* Source information
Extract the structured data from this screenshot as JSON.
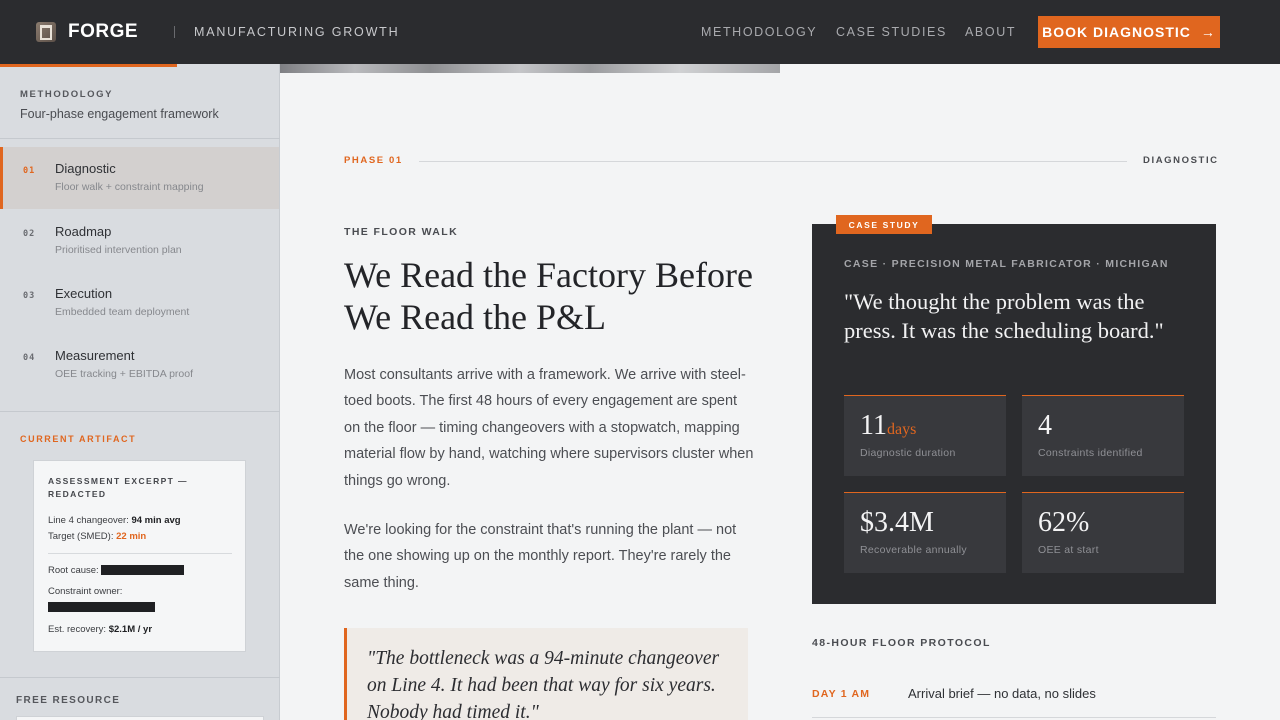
{
  "header": {
    "brand": "FORGE",
    "tagline": "MANUFACTURING GROWTH",
    "nav": [
      "METHODOLOGY",
      "CASE STUDIES",
      "ABOUT"
    ],
    "cta_label": "BOOK DIAGNOSTIC",
    "cta_arrow": "→",
    "accent_color": "#e0661f"
  },
  "sidebar": {
    "kicker": "METHODOLOGY",
    "subtitle": "Four-phase engagement framework",
    "phases": [
      {
        "num": "01",
        "title": "Diagnostic",
        "desc": "Floor walk + constraint mapping",
        "active": true
      },
      {
        "num": "02",
        "title": "Roadmap",
        "desc": "Prioritised intervention plan"
      },
      {
        "num": "03",
        "title": "Execution",
        "desc": "Embedded team deployment"
      },
      {
        "num": "04",
        "title": "Measurement",
        "desc": "OEE tracking + EBITDA proof"
      }
    ],
    "artifact": {
      "kicker": "CURRENT ARTIFACT",
      "title": "ASSESSMENT EXCERPT — REDACTED",
      "changeover_label": "Line 4 changeover:",
      "changeover_value": "94 min avg",
      "target_label": "Target (SMED):",
      "target_value": "22 min",
      "root_cause_label": "Root cause:",
      "owner_label": "Constraint owner:",
      "recovery_label": "Est. recovery:",
      "recovery_value": "$2.1M / yr"
    },
    "free_resource": "FREE RESOURCE"
  },
  "main": {
    "phase_label": "PHASE 01",
    "phase_name": "DIAGNOSTIC",
    "kicker": "THE FLOOR WALK",
    "headline": "We Read the Factory Before We Read the P&L",
    "para1": "Most consultants arrive with a framework. We arrive with steel-toed boots. The first 48 hours of every engagement are spent on the floor — timing changeovers with a stopwatch, mapping material flow by hand, watching where supervisors cluster when things go wrong.",
    "para2": "We're looking for the constraint that's running the plant — not the one showing up on the monthly report. They're rarely the same thing.",
    "pull_quote": "\"The bottleneck was a 94-minute changeover on Line 4. It had been that way for six years. Nobody had timed it.\""
  },
  "case_study": {
    "badge": "CASE STUDY",
    "meta": "CASE · PRECISION METAL FABRICATOR · MICHIGAN",
    "quote": "\"We thought the problem was the press. It was the scheduling board.\"",
    "stats": [
      {
        "value": "11",
        "unit": "days",
        "label": "Diagnostic duration"
      },
      {
        "value": "4",
        "unit": "",
        "label": "Constraints identified"
      },
      {
        "value": "$3.4M",
        "unit": "",
        "label": "Recoverable annually"
      },
      {
        "value": "62%",
        "unit": "",
        "label": "OEE at start"
      }
    ]
  },
  "protocol": {
    "kicker": "48-HOUR FLOOR PROTOCOL",
    "items": [
      {
        "day": "DAY 1 AM",
        "text": "Arrival brief — no data, no slides"
      }
    ]
  }
}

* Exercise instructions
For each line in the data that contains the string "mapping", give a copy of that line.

* Result for this task
        "desc": "Floor walk + constraint mapping",
    "para1": "Most consultants arrive with a framework. We arrive with steel-toed boots. The first 48 hours of every engagement are spent on the floor — timing changeovers with a stopwatch, mapping material flow by hand, watching where supervisors cluster when things go wrong.",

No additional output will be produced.